Felt good to have something other than a No. 1 issue on this list. 

Shit, another No. 1: 

Justice League: The Darkseid War, Green Lantern #1 (DC) by Tom King and Evan "Doc" Shaner: 

Tom King had a decent year, eh? I love that he worked with Doc Shaner on this. Don't you dare even talk to me about event tie-ins, nearly everything is a tie-in now so I have started to train myself to judge on an issue-to-issue basis. I love how King takes this story to show us just how important and impactful The Green Lantern is and can be in the DC Universe. How powerful he is and the relationship between the gifted and the normal. 



Shaner's ability to set the scene while presenting characters in a simple yet insanely intricate manner never gets old and it -- as it nearly always does -- pairs with the writer's story. While Comic Book Resources didn't love the book nearly as much as I did, they captured my feelings about it and Shaner's work in the issue perfectly: 

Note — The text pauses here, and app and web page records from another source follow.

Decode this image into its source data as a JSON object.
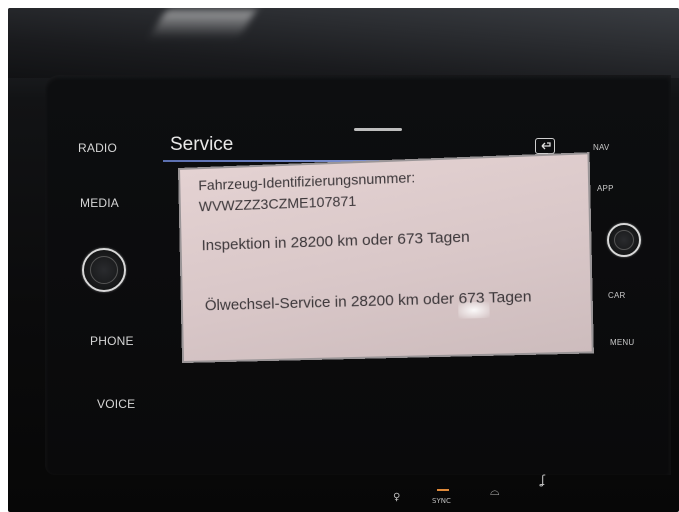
{
  "left_buttons": {
    "radio": "RADIO",
    "media": "MEDIA",
    "phone": "PHONE",
    "voice": "VOICE"
  },
  "right_buttons": {
    "nav": "NAV",
    "app": "APP",
    "car": "CAR",
    "menu": "MENU"
  },
  "screen": {
    "title": "Service",
    "back_icon": "back-arrow-icon",
    "accent_color": "#6f82c4"
  },
  "service_info": {
    "vin_label": "Fahrzeug-Identifizierungsnummer:",
    "vin_value": "WVWZZZ3CZME107871",
    "inspection": "Inspektion in 28200 km oder 673 Tagen",
    "oil_service": "Ölwechsel-Service in 28200 km oder 673 Tagen"
  },
  "bottom_bar": {
    "sync_label": "SYNC",
    "icons": [
      "person-icon",
      "sync-icon",
      "car-icon",
      "seat-heating-icon"
    ]
  }
}
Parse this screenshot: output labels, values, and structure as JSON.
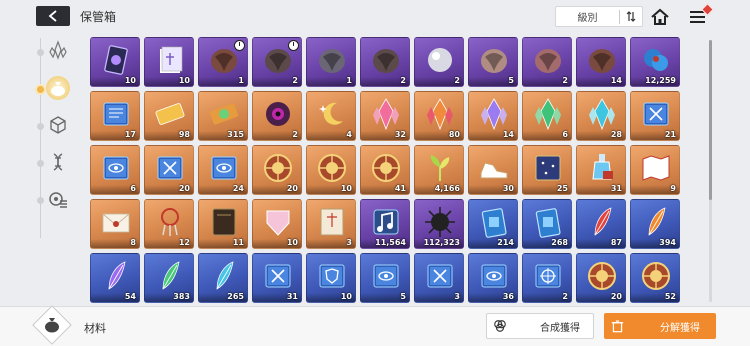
{
  "header": {
    "title": "保管箱",
    "sort_label": "級別",
    "icons": [
      "back-arrow-icon",
      "sort-toggle-icon",
      "home-icon",
      "menu-icon"
    ]
  },
  "sidebar": {
    "items": [
      {
        "icon": "crystal-cluster-icon",
        "active": false
      },
      {
        "icon": "material-pouch-icon",
        "active": true
      },
      {
        "icon": "cube-icon",
        "active": false
      },
      {
        "icon": "dna-icon",
        "active": false
      },
      {
        "icon": "gear-list-icon",
        "active": false
      }
    ]
  },
  "colors": {
    "purple": "#6a43a8",
    "gold": "#d98a4f",
    "blue": "#3f59b8",
    "accent_orange": "#f08a2d"
  },
  "grid": {
    "rows": [
      [
        {
          "rarity": "purple",
          "icon": "card-icon",
          "qty": "10"
        },
        {
          "rarity": "purple",
          "icon": "paper-stack-icon",
          "qty": "10"
        },
        {
          "rarity": "purple",
          "icon": "red-core-icon",
          "qty": "1",
          "timer": true
        },
        {
          "rarity": "purple",
          "icon": "dark-core-icon",
          "qty": "2",
          "timer": true
        },
        {
          "rarity": "purple",
          "icon": "mask-core-icon",
          "qty": "1"
        },
        {
          "rarity": "purple",
          "icon": "dark-core-icon",
          "qty": "2"
        },
        {
          "rarity": "purple",
          "icon": "silver-orb-icon",
          "qty": "2"
        },
        {
          "rarity": "purple",
          "icon": "skull-core-icon",
          "qty": "5"
        },
        {
          "rarity": "purple",
          "icon": "flesh-core-icon",
          "qty": "2"
        },
        {
          "rarity": "purple",
          "icon": "red-core-icon",
          "qty": "14"
        },
        {
          "rarity": "purple",
          "icon": "blue-mass-icon",
          "qty": "12,259"
        }
      ],
      [
        {
          "rarity": "gold",
          "icon": "blue-book-icon",
          "qty": "17"
        },
        {
          "rarity": "gold",
          "icon": "gold-ticket-icon",
          "qty": "98"
        },
        {
          "rarity": "gold",
          "icon": "flower-ticket-icon",
          "qty": "315"
        },
        {
          "rarity": "gold",
          "icon": "purple-eye-icon",
          "qty": "2"
        },
        {
          "rarity": "gold",
          "icon": "moon-sparkle-icon",
          "qty": "4"
        },
        {
          "rarity": "gold",
          "icon": "pink-crystal-icon",
          "qty": "32"
        },
        {
          "rarity": "gold",
          "icon": "orange-crystal-icon",
          "qty": "80"
        },
        {
          "rarity": "gold",
          "icon": "purple-crystal-icon",
          "qty": "14"
        },
        {
          "rarity": "gold",
          "icon": "green-crystal-icon",
          "qty": "6"
        },
        {
          "rarity": "gold",
          "icon": "cyan-crystal-icon",
          "qty": "28"
        },
        {
          "rarity": "gold",
          "icon": "sword-book-icon",
          "qty": "21"
        }
      ],
      [
        {
          "rarity": "gold",
          "icon": "eye-book-icon",
          "qty": "6"
        },
        {
          "rarity": "gold",
          "icon": "sword-book-icon",
          "qty": "20"
        },
        {
          "rarity": "gold",
          "icon": "eye-book-icon",
          "qty": "24"
        },
        {
          "rarity": "gold",
          "icon": "sun-medal-icon",
          "qty": "20"
        },
        {
          "rarity": "gold",
          "icon": "sun-medal-icon",
          "qty": "10"
        },
        {
          "rarity": "gold",
          "icon": "sun-medal-icon",
          "qty": "41"
        },
        {
          "rarity": "gold",
          "icon": "sprout-icon",
          "qty": "4,166"
        },
        {
          "rarity": "gold",
          "icon": "sneakers-icon",
          "qty": "30"
        },
        {
          "rarity": "gold",
          "icon": "star-book-icon",
          "qty": "25"
        },
        {
          "rarity": "gold",
          "icon": "potion-icon",
          "qty": "31"
        },
        {
          "rarity": "gold",
          "icon": "folded-map-icon",
          "qty": "9"
        }
      ],
      [
        {
          "rarity": "gold",
          "icon": "envelope-icon",
          "qty": "8"
        },
        {
          "rarity": "gold",
          "icon": "dreamcatcher-icon",
          "qty": "12"
        },
        {
          "rarity": "gold",
          "icon": "leather-book-icon",
          "qty": "11"
        },
        {
          "rarity": "gold",
          "icon": "pink-plate-icon",
          "qty": "10"
        },
        {
          "rarity": "gold",
          "icon": "scroll-icon",
          "qty": "3"
        },
        {
          "rarity": "purple",
          "icon": "music-note-icon",
          "qty": "11,564"
        },
        {
          "rarity": "purple",
          "icon": "spiky-orb-icon",
          "qty": "112,323"
        },
        {
          "rarity": "blue",
          "icon": "blue-card-icon",
          "qty": "214"
        },
        {
          "rarity": "blue",
          "icon": "blue-card-icon",
          "qty": "268"
        },
        {
          "rarity": "blue",
          "icon": "red-feather-icon",
          "qty": "87"
        },
        {
          "rarity": "blue",
          "icon": "orange-feather-icon",
          "qty": "394"
        }
      ],
      [
        {
          "rarity": "blue",
          "icon": "purple-feather-icon",
          "qty": "54"
        },
        {
          "rarity": "blue",
          "icon": "green-feather-icon",
          "qty": "383"
        },
        {
          "rarity": "blue",
          "icon": "cyan-feather-icon",
          "qty": "265"
        },
        {
          "rarity": "blue",
          "icon": "sword-book-icon",
          "qty": "31"
        },
        {
          "rarity": "blue",
          "icon": "shield-book-icon",
          "qty": "10"
        },
        {
          "rarity": "blue",
          "icon": "eye-book-icon",
          "qty": "5"
        },
        {
          "rarity": "blue",
          "icon": "sword-book-icon",
          "qty": "3"
        },
        {
          "rarity": "blue",
          "icon": "eye-book-icon",
          "qty": "36"
        },
        {
          "rarity": "blue",
          "icon": "target-book-icon",
          "qty": "2"
        },
        {
          "rarity": "blue",
          "icon": "sun-medal-icon",
          "qty": "20"
        },
        {
          "rarity": "blue",
          "icon": "sun-medal-icon",
          "qty": "52"
        }
      ]
    ]
  },
  "footer": {
    "category_label": "材料",
    "combine_label": "合成獲得",
    "decompose_label": "分解獲得"
  }
}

"Shaner's art, which we don't get nearly enough of, is clean and attractive. I like how the Kirby-inspired outfit for the God of Light is both different from the typical Green Lantern uniform while still being very recognizable as a synthesis of Lantern and New God. The best scenes in the book aren't the superhero moments, though; it's those in the church. Shaner draws an archetypal Hal Jordan with a flight jacket and a young face but an older expression. These scenes are beautiful and, while the story in that part feels a little stretched out, Shaner brings them to life with a soft touch that makes them feel welcoming and gentle."

This book found a way to be impactful while setting the stage in a tie-in, it was a unique take and viewpoint on a classic character. It did what it needed to do and then some.